In a choice between building wealth and building debt, frack-fearing voters chose debt. Just days after newly elected Liberal Premier Brian Gallant vowed to institute a moratorium on hydraulic fracturing for natural gas, Nova Scotia introduced legislation prohibiting fracking. Yet a report by a government-appointed commission that acknowledged unlocking shale gas resources could bring billions of dollars into the province’s economy and recommended baseline monitoring with effective and enforceable regulations.
The two Atlantic provinces have joined Quebec in shunning a technology that has one of the most impressive industrial safety records ever compiled. In the US, where some 1.2 million wells have been hydraulically fractured over the past 60 years, the Bureau of Land Management and the Environmental Protection Agency have found no supportable evidence of fracture induced water contamination. In Canada, more than 200,000 wells have been fractured in Alberta, BC and Saskatchewan with a similarly sterling record.
News that these eastern provinces are shunning technology that helps generate the funds they receive through Canada’s equalization program is stirring an undercurrent of resentment in the West. Letters on editorial pages echo an “OK in our back yard, but not in yours” sentiment while a “no fracking-no cheque” quip went viral on the internet.
Adding fuel to these sentiments is opposition to TransCanada’s critically needed Energy East Pipeline, which would move oil sands production – so called “dirty oil” – through Quebec and New Brunswick to international export markets. Led by environmental NGO’s, the same groundless apocalyptic rhetoric used to foment opposition against hydraulic fracturing is being adopted against Energy East.

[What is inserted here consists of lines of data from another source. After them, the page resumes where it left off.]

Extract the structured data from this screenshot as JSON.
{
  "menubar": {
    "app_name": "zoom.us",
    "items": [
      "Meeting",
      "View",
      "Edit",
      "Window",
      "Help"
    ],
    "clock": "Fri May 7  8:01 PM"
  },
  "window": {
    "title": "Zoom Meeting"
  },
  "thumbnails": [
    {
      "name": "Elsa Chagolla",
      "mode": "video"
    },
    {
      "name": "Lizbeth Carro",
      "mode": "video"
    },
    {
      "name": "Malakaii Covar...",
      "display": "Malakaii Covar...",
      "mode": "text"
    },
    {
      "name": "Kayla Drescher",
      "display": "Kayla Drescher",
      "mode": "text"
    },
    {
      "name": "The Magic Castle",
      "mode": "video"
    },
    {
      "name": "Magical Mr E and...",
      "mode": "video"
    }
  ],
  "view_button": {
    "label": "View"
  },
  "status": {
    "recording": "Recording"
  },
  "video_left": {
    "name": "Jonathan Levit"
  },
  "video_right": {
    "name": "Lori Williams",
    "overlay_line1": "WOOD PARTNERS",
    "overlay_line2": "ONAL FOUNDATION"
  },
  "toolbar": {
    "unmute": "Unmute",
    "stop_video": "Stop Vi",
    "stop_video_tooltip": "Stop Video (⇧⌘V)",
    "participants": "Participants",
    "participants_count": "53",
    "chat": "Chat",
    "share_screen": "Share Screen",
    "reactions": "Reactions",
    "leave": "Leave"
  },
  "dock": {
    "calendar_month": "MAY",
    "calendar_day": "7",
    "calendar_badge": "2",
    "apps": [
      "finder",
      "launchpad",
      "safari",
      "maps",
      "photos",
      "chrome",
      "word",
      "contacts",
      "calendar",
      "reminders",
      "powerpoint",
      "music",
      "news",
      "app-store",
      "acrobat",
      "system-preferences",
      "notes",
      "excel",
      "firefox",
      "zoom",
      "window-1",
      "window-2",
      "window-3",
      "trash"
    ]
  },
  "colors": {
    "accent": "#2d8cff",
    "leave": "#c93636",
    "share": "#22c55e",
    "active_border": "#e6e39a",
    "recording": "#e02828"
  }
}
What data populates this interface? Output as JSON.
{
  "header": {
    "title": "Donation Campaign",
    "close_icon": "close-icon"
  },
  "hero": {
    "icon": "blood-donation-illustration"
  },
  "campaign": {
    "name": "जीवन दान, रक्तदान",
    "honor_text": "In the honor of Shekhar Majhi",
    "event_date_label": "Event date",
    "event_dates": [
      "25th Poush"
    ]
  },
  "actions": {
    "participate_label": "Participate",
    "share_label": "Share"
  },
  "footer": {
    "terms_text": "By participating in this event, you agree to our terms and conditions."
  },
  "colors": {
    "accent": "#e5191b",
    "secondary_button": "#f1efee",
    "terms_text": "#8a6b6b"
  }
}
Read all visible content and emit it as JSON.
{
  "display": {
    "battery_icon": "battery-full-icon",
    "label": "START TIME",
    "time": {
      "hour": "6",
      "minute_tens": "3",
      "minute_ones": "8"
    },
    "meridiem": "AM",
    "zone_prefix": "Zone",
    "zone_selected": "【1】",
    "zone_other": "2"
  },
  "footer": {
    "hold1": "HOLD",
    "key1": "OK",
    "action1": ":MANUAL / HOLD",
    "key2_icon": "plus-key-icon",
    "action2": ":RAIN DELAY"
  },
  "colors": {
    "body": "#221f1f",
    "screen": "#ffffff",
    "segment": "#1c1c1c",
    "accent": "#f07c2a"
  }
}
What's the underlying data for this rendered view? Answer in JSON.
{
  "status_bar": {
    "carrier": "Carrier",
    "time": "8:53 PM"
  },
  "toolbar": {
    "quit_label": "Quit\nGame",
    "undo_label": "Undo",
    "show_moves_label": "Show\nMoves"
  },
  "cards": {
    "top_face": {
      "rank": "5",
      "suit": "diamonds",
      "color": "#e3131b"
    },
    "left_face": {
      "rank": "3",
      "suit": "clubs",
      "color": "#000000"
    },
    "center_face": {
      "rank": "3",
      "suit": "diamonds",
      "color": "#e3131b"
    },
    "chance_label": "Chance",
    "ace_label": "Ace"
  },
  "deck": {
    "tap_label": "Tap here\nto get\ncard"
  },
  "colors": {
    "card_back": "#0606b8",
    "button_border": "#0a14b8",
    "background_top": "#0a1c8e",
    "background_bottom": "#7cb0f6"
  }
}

Jobs at risk
Matthew Abbott of the Conservation Council of New Brunswick alleges, “The Energy East pipeline would put thousands of fishery jobs a risk.” Greenpeace campaigner Patrick Bonan pronounces “Quebec should not have to assume the risks . . . which only serve the interests of oil companies.” Here again, the message that Westerners hear is, “Keep your dirty oil, just send us the cheques.”
Of course, Canada’s equalization system doesn’t actually involve “have provinces” sending cheques to “have-not” provinces. But in practice that’s what happens, through the federal treasury. The system ties equalization grants to per-capita “fiscal capacity.” Unlocking shale gas and oil sands resources results in a higher fiscal capacity for BC, Alberta and Saskatchewan, which means higher tax payments to the federal treasury. The money is redistributed to lower fiscal capacity provinces including Quebec, Nova Scotia and New Brunswick. Without natural gas and oil sands revenues, those funds simply wouldn’t be available for redistribution.
Quebec’s fiscal plan for 2014-15 would project a deficit of $11.7 billion without a $9.3 billion equalization payment. New Brunswick’s deficit would jump to $2.1 billion from $400 million without an equalization payment of $1.7 billion. Nova Scotia’s deficit minus an equalization payment of $1.6 billion would jump to $1.9 billion.
Without gas and oil funded equalization payments, the three provinces would have little choice but to make dramatic cuts to healthcare, education and social programs. Perhaps then, gas well fracturing and “dirty oil” might not seem so awful anymore.
Gwyn Morgan is the retired founding CEO of EnCana Corp. This column is distributed by Calgary-based Troy Media.